__EXERCISE OBJECTIVE__. Look for the word "because" in the data below, and copy every line that holds it.

__Stored records__.
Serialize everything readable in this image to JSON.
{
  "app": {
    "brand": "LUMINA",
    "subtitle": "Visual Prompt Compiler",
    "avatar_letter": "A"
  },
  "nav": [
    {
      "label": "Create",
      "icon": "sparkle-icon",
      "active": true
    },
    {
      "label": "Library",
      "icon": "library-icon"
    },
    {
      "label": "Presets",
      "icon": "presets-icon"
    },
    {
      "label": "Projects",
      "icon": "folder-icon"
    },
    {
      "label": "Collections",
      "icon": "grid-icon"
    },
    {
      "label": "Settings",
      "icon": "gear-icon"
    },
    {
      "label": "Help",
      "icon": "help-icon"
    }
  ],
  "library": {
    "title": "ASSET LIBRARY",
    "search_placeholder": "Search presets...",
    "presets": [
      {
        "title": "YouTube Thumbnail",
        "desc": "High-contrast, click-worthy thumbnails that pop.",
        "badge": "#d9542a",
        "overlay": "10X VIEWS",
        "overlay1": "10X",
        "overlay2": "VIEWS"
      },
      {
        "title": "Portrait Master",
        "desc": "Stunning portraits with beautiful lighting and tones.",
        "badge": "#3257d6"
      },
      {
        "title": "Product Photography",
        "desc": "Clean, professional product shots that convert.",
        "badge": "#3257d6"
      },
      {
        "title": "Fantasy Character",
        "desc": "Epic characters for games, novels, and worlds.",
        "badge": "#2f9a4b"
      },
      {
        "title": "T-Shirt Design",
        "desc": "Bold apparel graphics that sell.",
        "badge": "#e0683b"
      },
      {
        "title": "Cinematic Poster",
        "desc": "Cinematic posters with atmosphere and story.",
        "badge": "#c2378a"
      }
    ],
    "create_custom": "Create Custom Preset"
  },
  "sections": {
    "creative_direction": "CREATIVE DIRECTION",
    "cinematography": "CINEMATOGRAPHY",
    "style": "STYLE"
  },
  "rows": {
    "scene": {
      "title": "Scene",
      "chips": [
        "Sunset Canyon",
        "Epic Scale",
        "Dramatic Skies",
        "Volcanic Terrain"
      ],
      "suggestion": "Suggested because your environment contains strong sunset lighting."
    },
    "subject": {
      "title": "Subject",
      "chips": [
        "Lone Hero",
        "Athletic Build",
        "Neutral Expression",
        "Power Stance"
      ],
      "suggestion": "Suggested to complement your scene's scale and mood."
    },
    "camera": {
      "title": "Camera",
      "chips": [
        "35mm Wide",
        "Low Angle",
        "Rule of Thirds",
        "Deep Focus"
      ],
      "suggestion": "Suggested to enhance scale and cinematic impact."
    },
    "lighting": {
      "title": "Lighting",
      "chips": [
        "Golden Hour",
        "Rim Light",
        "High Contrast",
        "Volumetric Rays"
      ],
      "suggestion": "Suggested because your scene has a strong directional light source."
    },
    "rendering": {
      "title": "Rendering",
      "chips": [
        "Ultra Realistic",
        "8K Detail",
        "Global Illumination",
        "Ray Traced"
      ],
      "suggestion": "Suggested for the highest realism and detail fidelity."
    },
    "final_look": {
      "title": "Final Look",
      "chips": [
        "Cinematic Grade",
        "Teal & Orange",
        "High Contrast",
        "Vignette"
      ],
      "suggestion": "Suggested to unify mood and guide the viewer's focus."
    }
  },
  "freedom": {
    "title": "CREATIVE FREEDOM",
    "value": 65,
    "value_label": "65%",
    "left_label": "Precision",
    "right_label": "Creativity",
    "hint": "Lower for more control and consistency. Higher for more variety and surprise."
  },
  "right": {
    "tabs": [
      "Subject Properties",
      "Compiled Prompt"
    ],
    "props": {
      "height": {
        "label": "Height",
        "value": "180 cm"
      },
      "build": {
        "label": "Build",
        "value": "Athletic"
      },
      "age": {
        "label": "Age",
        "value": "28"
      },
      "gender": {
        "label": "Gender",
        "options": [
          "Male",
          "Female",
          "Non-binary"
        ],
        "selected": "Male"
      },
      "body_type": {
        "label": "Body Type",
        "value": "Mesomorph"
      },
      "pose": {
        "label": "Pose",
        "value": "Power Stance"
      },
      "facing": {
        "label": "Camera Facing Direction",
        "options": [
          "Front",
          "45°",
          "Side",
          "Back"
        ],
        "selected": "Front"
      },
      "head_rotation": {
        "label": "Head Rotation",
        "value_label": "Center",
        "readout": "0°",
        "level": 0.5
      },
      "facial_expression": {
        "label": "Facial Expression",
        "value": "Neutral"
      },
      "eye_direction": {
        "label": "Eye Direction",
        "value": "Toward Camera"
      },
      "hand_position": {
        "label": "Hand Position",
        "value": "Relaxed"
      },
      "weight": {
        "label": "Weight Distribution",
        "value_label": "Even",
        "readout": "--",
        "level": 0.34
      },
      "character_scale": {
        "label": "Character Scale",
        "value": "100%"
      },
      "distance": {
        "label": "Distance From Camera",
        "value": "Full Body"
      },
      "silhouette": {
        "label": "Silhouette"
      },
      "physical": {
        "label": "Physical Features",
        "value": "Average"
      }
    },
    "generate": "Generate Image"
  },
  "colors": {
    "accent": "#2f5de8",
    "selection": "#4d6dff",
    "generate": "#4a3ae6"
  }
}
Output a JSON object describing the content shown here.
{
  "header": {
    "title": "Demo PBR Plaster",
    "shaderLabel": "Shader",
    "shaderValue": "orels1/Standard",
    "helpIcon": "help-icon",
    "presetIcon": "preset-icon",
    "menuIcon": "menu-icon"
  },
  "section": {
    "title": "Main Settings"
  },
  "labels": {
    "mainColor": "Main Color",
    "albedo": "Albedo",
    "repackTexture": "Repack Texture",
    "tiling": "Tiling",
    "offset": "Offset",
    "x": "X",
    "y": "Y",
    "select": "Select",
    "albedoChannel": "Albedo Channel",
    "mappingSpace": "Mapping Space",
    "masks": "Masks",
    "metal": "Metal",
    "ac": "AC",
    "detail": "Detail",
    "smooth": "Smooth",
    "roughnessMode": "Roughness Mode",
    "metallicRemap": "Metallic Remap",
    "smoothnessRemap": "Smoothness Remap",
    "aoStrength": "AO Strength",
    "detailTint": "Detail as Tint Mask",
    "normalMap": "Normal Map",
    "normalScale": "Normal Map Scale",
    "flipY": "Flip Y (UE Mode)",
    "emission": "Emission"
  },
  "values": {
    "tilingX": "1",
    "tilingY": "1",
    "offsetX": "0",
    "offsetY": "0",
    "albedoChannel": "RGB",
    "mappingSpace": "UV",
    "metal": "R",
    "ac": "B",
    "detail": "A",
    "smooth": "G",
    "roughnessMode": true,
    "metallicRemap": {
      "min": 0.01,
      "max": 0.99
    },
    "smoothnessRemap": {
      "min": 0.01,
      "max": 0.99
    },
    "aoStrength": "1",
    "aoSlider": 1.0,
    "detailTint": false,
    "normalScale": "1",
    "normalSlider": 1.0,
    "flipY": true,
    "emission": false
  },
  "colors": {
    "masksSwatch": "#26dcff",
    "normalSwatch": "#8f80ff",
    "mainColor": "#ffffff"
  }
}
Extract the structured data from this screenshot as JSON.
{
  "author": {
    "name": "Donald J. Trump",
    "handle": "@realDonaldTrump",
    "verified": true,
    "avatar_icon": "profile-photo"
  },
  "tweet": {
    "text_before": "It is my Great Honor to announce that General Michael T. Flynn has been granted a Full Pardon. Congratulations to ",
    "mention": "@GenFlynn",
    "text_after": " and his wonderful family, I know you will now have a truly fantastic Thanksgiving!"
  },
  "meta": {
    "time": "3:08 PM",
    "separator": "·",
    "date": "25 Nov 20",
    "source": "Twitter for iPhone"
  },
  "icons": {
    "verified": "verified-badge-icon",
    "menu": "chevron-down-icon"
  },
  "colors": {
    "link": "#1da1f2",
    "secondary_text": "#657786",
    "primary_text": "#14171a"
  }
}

__ANSWER SECTION__.
      "suggestion": "Suggested because your environment contains strong sunset lighting."
      "suggestion": "Suggested because your scene has a strong directional light source."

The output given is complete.